This is coyote country, explained sheep rancher Dave McEwen, who had an audience that included not only Perdue, but Senate Agriculture Committee Chairman Pat Roberts, of Kansas, and Montana U.S. Sen Steve Daines. There were also a dozen farmers and ranchers from across the state, willing witnesses to the sheep rancher's tale told under a canvas tent upwind from the corral at Rick Bogdon's Ulm cattle ranch.
On a day when the the thunder clouds boiled above the May green landscape, the setting couldn't have been more Montana.
A hundred lambs a year lost to coyotes isn't unheard of, McEwen said. The discussion was pulling everyone's attention from the other coyotes facing Montana's largest private economic sector: a trade deal with Japan gone stale; the wrinkles that need to be ironed out before U.S. beef can be sold in China again for the first time in more than a decade; and budget cuts proposed by President Donald Trump that will likely affect farm subsidies.
By comparison, the grizzly and coyote problems were looking more easily solved for the state where agriculture is a $5 billion industry.
When federal help is available, ranchers control the coyotes with M44, a poison that has to be corked wherever endangered species like grizzlies are present.
The coyotes, McEwen said, are back with a vengeance, moving south from Canada for the easy eats.
"It's a nightmare. What the bears kill doesn't hold a candle to what the coyotes do," McEwen said, before inviting the former Georgia Gov. Perdue back this fall to "experience the aerial management of coyotes."
To which Perdue, unphased replied, "will you let me hang out of the 'copter?"
There were no shortage of the issues Montana farmers and ranchers were hoping Perdue would target. Wheat farmers told him that while they didn't favor ditching the North American Free Trade Agreement (which has brought Mexico breweries to Montana looking to buy barley), they do want it retooled.
Wheat trade with Canada has been a one-way street with Canadians trucking quality wheat into Montana for full-value sale, while Canadians grade all U.S. grain as animal feed quality, making sales into Canada pointless.
Ryan McCormick, speaking for the Montana Grain Growers Association, said a trade deal with Japan was crucial for the state's wheat farmers, who since 2007 have had more $1 billion wheat years than in any other time in history. Nearly 80 percent of Montana's wheat is exported and most is shipped to Asian Pacific buyers, namely Japan.

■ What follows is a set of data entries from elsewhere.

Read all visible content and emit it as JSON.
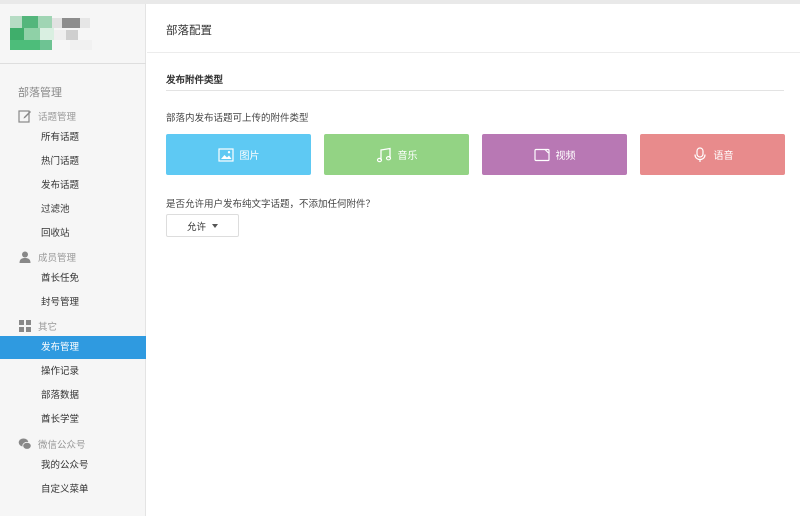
{
  "sidebar": {
    "title": "部落管理",
    "groups": [
      {
        "label": "话题管理",
        "icon": "edit-icon"
      },
      {
        "label": "成员管理",
        "icon": "user-icon"
      },
      {
        "label": "其它",
        "icon": "grid-icon"
      },
      {
        "label": "微信公众号",
        "icon": "wechat-icon"
      }
    ],
    "items": [
      "所有话题",
      "热门话题",
      "发布话题",
      "过滤池",
      "回收站",
      "酋长任免",
      "封号管理",
      "发布管理",
      "操作记录",
      "部落数据",
      "酋长学堂",
      "我的公众号",
      "自定义菜单"
    ],
    "active_item": "发布管理"
  },
  "main": {
    "title": "部落配置",
    "section_title": "发布附件类型",
    "description": "部落内发布话题可上传的附件类型",
    "types": [
      {
        "label": "图片",
        "icon": "image-icon",
        "color": "#5ec9f3"
      },
      {
        "label": "音乐",
        "icon": "music-icon",
        "color": "#93d384"
      },
      {
        "label": "视频",
        "icon": "video-icon",
        "color": "#b878b4"
      },
      {
        "label": "语音",
        "icon": "microphone-icon",
        "color": "#e88b8c"
      }
    ],
    "question": "是否允许用户发布纯文字话题，不添加任何附件？",
    "select_value": "允许"
  },
  "colors": {
    "accent": "#2f9ae0",
    "sidebar_bg": "#f6f6f6"
  }
}
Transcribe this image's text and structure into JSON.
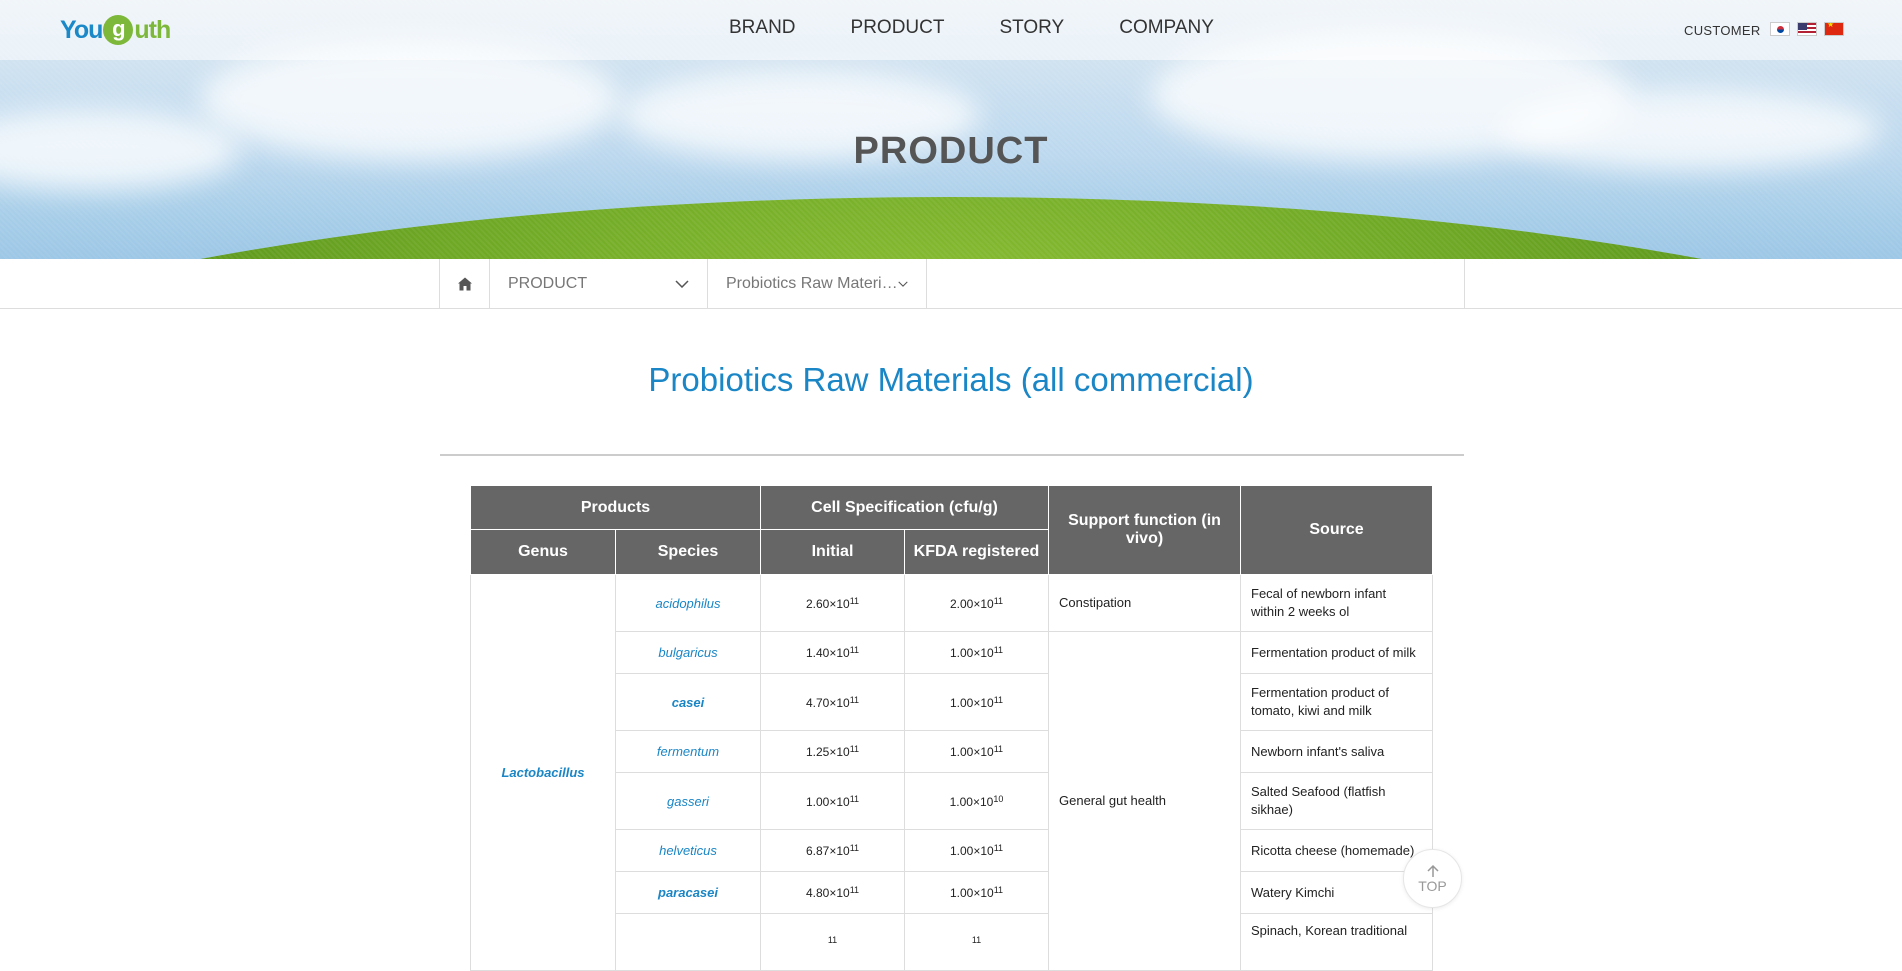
{
  "header": {
    "logo": {
      "you": "You",
      "g": "g",
      "uth": "uth"
    },
    "nav": [
      "BRAND",
      "PRODUCT",
      "STORY",
      "COMPANY"
    ],
    "customer": "CUSTOMER",
    "flags": [
      "kr-flag-icon",
      "us-flag-icon",
      "cn-flag-icon"
    ]
  },
  "hero": {
    "title": "PRODUCT"
  },
  "breadcrumb": {
    "home_icon": "home-icon",
    "level1": "PRODUCT",
    "level2": "Probiotics Raw Materials (all commercial)"
  },
  "page_title": "Probiotics Raw Materials (all commercial)",
  "table": {
    "headers": {
      "products": "Products",
      "cell_spec": "Cell Specification (cfu/g)",
      "support": "Support function (in vivo)",
      "source": "Source",
      "genus": "Genus",
      "species": "Species",
      "initial": "Initial",
      "kfda": "KFDA registered"
    },
    "genus": "Lactobacillus",
    "rows": [
      {
        "species": "acidophilus",
        "initial_m": "2.60",
        "initial_e": "11",
        "kfda_m": "2.00",
        "kfda_e": "11",
        "func": "Constipation",
        "source": "Fecal of newborn infant within 2 weeks ol"
      },
      {
        "species": "bulgaricus",
        "initial_m": "1.40",
        "initial_e": "11",
        "kfda_m": "1.00",
        "kfda_e": "11",
        "func": "General gut health",
        "source": "Fermentation product of milk"
      },
      {
        "species": "casei",
        "initial_m": "4.70",
        "initial_e": "11",
        "kfda_m": "1.00",
        "kfda_e": "11",
        "source": "Fermentation product of tomato, kiwi and milk"
      },
      {
        "species": "fermentum",
        "initial_m": "1.25",
        "initial_e": "11",
        "kfda_m": "1.00",
        "kfda_e": "11",
        "source": "Newborn infant's saliva"
      },
      {
        "species": "gasseri",
        "initial_m": "1.00",
        "initial_e": "11",
        "kfda_m": "1.00",
        "kfda_e": "10",
        "source": "Salted Seafood (flatfish sikhae)"
      },
      {
        "species": "helveticus",
        "initial_m": "6.87",
        "initial_e": "11",
        "kfda_m": "1.00",
        "kfda_e": "11",
        "source": "Ricotta cheese (homemade)"
      },
      {
        "species": "paracasei",
        "initial_m": "4.80",
        "initial_e": "11",
        "kfda_m": "1.00",
        "kfda_e": "11",
        "source": "Watery Kimchi"
      },
      {
        "species": "",
        "initial_m": "",
        "initial_e": "11",
        "kfda_m": "",
        "kfda_e": "11",
        "source": "Spinach, Korean traditional"
      }
    ],
    "times10": "×10"
  },
  "top_button": {
    "label": "TOP",
    "icon": "arrow-up-icon"
  }
}
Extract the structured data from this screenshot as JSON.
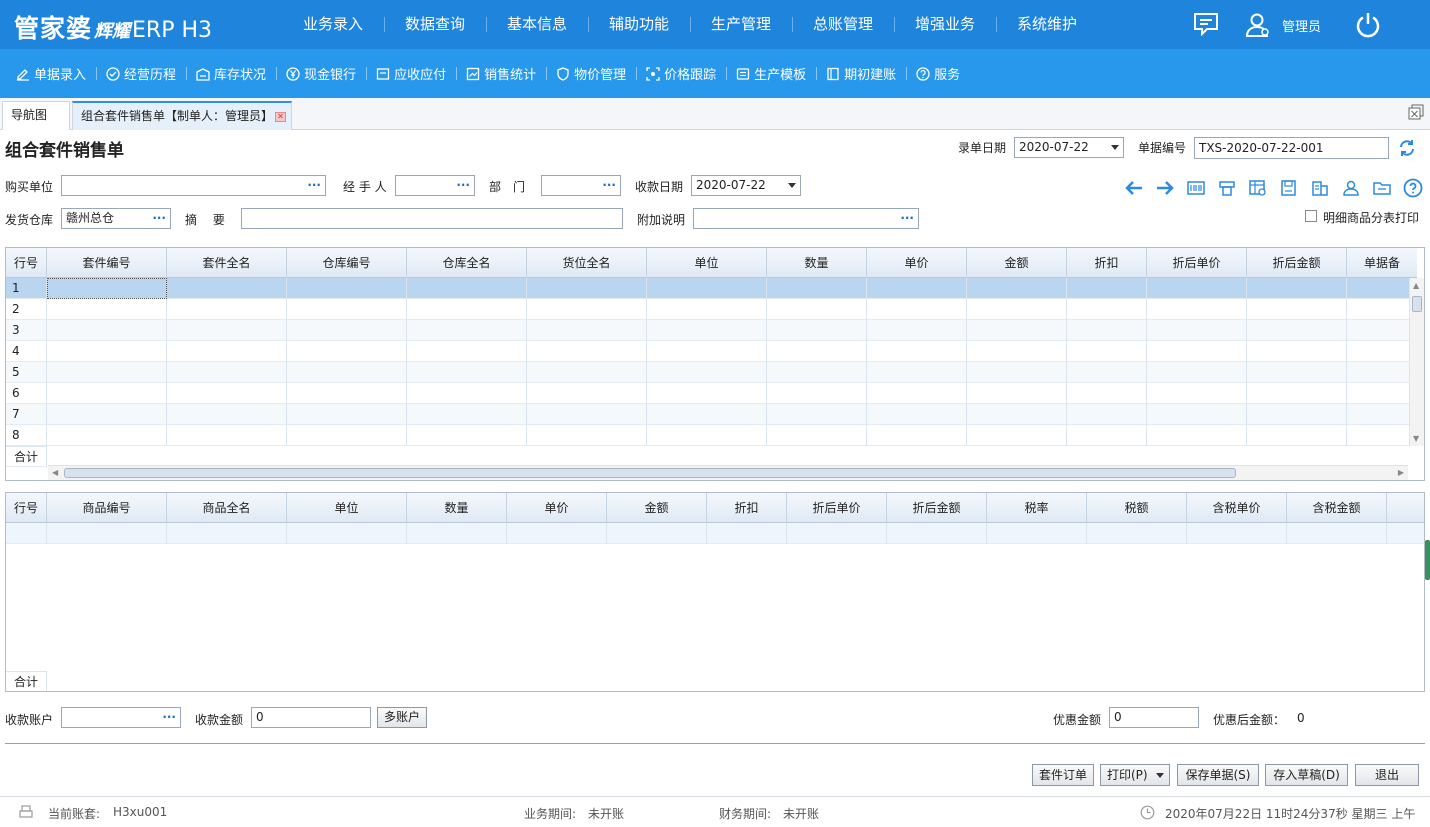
{
  "app": {
    "logo_main": "管家婆",
    "logo_sub": "辉耀",
    "logo_suffix": "ERP H3",
    "brand_color": "#1f84dc",
    "subbar_color": "#2898ec",
    "username": "管理员"
  },
  "main_nav": [
    "业务录入",
    "数据查询",
    "基本信息",
    "辅助功能",
    "生产管理",
    "总账管理",
    "增强业务",
    "系统维护"
  ],
  "sub_nav": [
    {
      "label": "单据录入",
      "icon": "edit-icon"
    },
    {
      "label": "经营历程",
      "icon": "check-circle-icon"
    },
    {
      "label": "库存状况",
      "icon": "warehouse-icon"
    },
    {
      "label": "现金银行",
      "icon": "yuan-icon"
    },
    {
      "label": "应收应付",
      "icon": "ledger-icon"
    },
    {
      "label": "销售统计",
      "icon": "chart-icon"
    },
    {
      "label": "物价管理",
      "icon": "shield-icon"
    },
    {
      "label": "价格跟踪",
      "icon": "track-icon"
    },
    {
      "label": "生产模板",
      "icon": "template-icon"
    },
    {
      "label": "期初建账",
      "icon": "book-icon"
    },
    {
      "label": "服务",
      "icon": "help-icon"
    }
  ],
  "tabs": [
    {
      "label": "导航图"
    },
    {
      "label": "组合套件销售单【制单人：管理员】"
    }
  ],
  "form": {
    "title": "组合套件销售单",
    "entry_date_label": "录单日期",
    "entry_date_value": "2020-07-22",
    "doc_no_label": "单据编号",
    "doc_no_value": "TXS-2020-07-22-001",
    "buyer_label": "购买单位",
    "buyer_value": "",
    "handler_label": "经 手 人",
    "handler_value": "",
    "dept_label": "部　门",
    "dept_value": "",
    "receive_date_label": "收款日期",
    "receive_date_value": "2020-07-22",
    "warehouse_label": "发货仓库",
    "warehouse_value": "赣州总仓",
    "summary_label": "摘　 要",
    "summary_value": "",
    "note_label": "附加说明",
    "note_value": "",
    "detail_print_label": "明细商品分表打印"
  },
  "grid1": {
    "columns": [
      "行号",
      "套件编号",
      "套件全名",
      "仓库编号",
      "仓库全名",
      "货位全名",
      "单位",
      "数量",
      "单价",
      "金额",
      "折扣",
      "折后单价",
      "折后金额",
      "单据备"
    ],
    "rows": [
      "1",
      "2",
      "3",
      "4",
      "5",
      "6",
      "7",
      "8"
    ],
    "total_label": "合计"
  },
  "grid2": {
    "columns": [
      "行号",
      "商品编号",
      "商品全名",
      "单位",
      "数量",
      "单价",
      "金额",
      "折扣",
      "折后单价",
      "折后金额",
      "税率",
      "税额",
      "含税单价",
      "含税金额"
    ],
    "total_label": "合计"
  },
  "payment": {
    "account_label": "收款账户",
    "account_value": "",
    "amount_label": "收款金额",
    "amount_value": "0",
    "multi_account_label": "多账户",
    "discount_label": "优惠金额",
    "discount_value": "0",
    "after_discount_label": "优惠后金额：",
    "after_discount_value": "0"
  },
  "buttons": {
    "kit_order": "套件订单",
    "print": "打印(P)",
    "save": "保存单据(S)",
    "draft": "存入草稿(D)",
    "exit": "退出"
  },
  "status": {
    "account_set_label": "当前账套:",
    "account_set_value": "H3xu001",
    "biz_period_label": "业务期间:",
    "biz_period_value": "未开账",
    "fin_period_label": "财务期间:",
    "fin_period_value": "未开账",
    "datetime": "2020年07月22日 11时24分37秒 星期三 上午"
  }
}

Wheat producers were counting on the Trans Pacific Partnership to level the playing field for U.S. wheat sales to Japan, where Australia and Canada have better trade terms. All three countries were part of the 13-nation trade agreement that Congress rejected and ultimately declared dead with the end of the Barack Obama presidency.
President Donald Trump declared TPP a terrible trade deal during the 2016 election and vowed not to pursue it once elected.
Perdue told The Gazette the TPP terms the U.S. and other would-be partners agreed upon would be used to craft bilateral trade agreements with individual countries, starting with Japan.
"I think there's some momentum building that other countries feel like this is someone they can do business with," Perdue said. "They want to know we're there economically, we're there from a security standpoint and we're really true partners. Japan has been a great ally for a number of years, and they want to make sure they can depend on us, and we want to make sure we can depend on them. The president is very serious about balancing the trade deficit, though, and they have a lot more to lose than we do in that regard."
Perdue said negotiations to allow U.S. beef into China for the first time in 14 years are down to a couple of things. The Chinese only want beef from the United States that originated in the United States.
That's significant because beef practices under NAFTA have allowed Canadian and Mexican cattle to be slaughtered in U.S. packing plants with U.S. beef since the early 1990s. The beef industry united with Canada to undo U.S. country of origin labeling, arguing that U.S. branding was prejudiced and that keeping Mexican and Canadian cattle separate from U.S. beef in slaughterhouses was impractical.
Other demands by China weren't as significant, like setting a 30-month age limit on cattle slaughtered, or not using ractopamine, a leaning agent, on export cattle. Similar restrictions have been imposed by other trading partners.
Perdue credited Daines for working to open the China market to U.S. beef, and for working on advancing trade terms with Japan. Daines traveled to both countries earlier this year.
The secretary will appear Thursday in Great Falls at an agricultural summit organized by Daines. About 700 are expected to attend.